### Work required:
Word for word, restate all of the entries.

Start of Provided records

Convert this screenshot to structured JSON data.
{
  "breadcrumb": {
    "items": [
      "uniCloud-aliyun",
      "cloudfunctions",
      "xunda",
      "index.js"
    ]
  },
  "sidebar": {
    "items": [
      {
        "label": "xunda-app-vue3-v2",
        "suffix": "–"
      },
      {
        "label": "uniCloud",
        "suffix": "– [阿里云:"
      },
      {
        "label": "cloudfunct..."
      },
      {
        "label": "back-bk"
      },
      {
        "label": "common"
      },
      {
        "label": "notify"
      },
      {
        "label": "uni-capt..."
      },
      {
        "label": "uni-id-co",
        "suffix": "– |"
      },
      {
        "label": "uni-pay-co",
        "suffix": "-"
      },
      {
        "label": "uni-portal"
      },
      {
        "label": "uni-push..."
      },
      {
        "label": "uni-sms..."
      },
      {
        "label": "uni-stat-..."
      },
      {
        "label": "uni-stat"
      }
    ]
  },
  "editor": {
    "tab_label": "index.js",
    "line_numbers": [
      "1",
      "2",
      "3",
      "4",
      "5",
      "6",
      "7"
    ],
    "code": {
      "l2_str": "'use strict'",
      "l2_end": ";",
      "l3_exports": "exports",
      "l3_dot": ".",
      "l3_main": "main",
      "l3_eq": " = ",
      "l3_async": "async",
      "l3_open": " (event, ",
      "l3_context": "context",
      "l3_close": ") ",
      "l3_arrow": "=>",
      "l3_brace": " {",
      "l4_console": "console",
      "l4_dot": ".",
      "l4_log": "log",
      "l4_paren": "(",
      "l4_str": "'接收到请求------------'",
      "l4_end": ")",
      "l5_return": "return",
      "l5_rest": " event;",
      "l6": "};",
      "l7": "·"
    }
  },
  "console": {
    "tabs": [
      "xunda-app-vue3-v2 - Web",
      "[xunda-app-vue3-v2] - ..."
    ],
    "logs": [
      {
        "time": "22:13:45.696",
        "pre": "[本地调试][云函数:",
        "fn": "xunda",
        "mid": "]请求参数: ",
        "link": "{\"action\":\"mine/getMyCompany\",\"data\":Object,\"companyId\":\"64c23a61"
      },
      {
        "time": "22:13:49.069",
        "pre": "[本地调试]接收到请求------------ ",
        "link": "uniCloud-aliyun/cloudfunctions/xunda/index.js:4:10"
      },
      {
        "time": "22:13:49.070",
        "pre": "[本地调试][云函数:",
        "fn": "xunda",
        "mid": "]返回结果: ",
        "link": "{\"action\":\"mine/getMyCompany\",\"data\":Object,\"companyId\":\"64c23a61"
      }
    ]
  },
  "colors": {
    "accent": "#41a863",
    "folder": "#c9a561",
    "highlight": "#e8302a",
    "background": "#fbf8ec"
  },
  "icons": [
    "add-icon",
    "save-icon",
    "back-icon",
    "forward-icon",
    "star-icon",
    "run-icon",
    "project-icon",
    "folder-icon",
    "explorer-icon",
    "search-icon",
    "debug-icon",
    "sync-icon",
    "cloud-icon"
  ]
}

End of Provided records

### Answer area:
Convert this screenshot to structured JSON data.
{
  "breadcrumb": {
    "items": [
      "uniCloud-aliyun",
      "cloudfunctions",
      "xunda",
      "index.js"
    ]
  },
  "sidebar": {
    "items": [
      {
        "label": "xunda-app-vue3-v2",
        "suffix": "–"
      },
      {
        "label": "uniCloud",
        "suffix": "– [阿里云:"
      },
      {
        "label": "cloudfunct..."
      },
      {
        "label": "back-bk"
      },
      {
        "label": "common"
      },
      {
        "label": "notify"
      },
      {
        "label": "uni-capt..."
      },
      {
        "label": "uni-id-co",
        "suffix": "– |"
      },
      {
        "label": "uni-pay-co",
        "suffix": "-"
      },
      {
        "label": "uni-portal"
      },
      {
        "label": "uni-push..."
      },
      {
        "label": "uni-sms..."
      },
      {
        "label": "uni-stat-..."
      },
      {
        "label": "uni-stat"
      }
    ]
  },
  "editor": {
    "tab_label": "index.js",
    "line_numbers": [
      "1",
      "2",
      "3",
      "4",
      "5",
      "6",
      "7"
    ],
    "code": {
      "l2_str": "'use strict'",
      "l2_end": ";",
      "l3_exports": "exports",
      "l3_dot": ".",
      "l3_main": "main",
      "l3_eq": " = ",
      "l3_async": "async",
      "l3_open": " (event, ",
      "l3_context": "context",
      "l3_close": ") ",
      "l3_arrow": "=>",
      "l3_brace": " {",
      "l4_console": "console",
      "l4_dot": ".",
      "l4_log": "log",
      "l4_paren": "(",
      "l4_str": "'接收到请求------------'",
      "l4_end": ")",
      "l5_return": "return",
      "l5_rest": " event;",
      "l6": "};",
      "l7": "·"
    }
  },
  "console": {
    "tabs": [
      "xunda-app-vue3-v2 - Web",
      "[xunda-app-vue3-v2] - ..."
    ],
    "logs": [
      {
        "time": "22:13:45.696",
        "pre": "[本地调试][云函数:",
        "fn": "xunda",
        "mid": "]请求参数: ",
        "link": "{\"action\":\"mine/getMyCompany\",\"data\":Object,\"companyId\":\"64c23a61"
      },
      {
        "time": "22:13:49.069",
        "pre": "[本地调试]接收到请求------------ ",
        "link": "uniCloud-aliyun/cloudfunctions/xunda/index.js:4:10"
      },
      {
        "time": "22:13:49.070",
        "pre": "[本地调试][云函数:",
        "fn": "xunda",
        "mid": "]返回结果: ",
        "link": "{\"action\":\"mine/getMyCompany\",\"data\":Object,\"companyId\":\"64c23a61"
      }
    ]
  },
  "colors": {
    "accent": "#41a863",
    "folder": "#c9a561",
    "highlight": "#e8302a",
    "background": "#fbf8ec"
  },
  "icons": [
    "add-icon",
    "save-icon",
    "back-icon",
    "forward-icon",
    "star-icon",
    "run-icon",
    "project-icon",
    "folder-icon",
    "explorer-icon",
    "search-icon",
    "debug-icon",
    "sync-icon",
    "cloud-icon"
  ]
}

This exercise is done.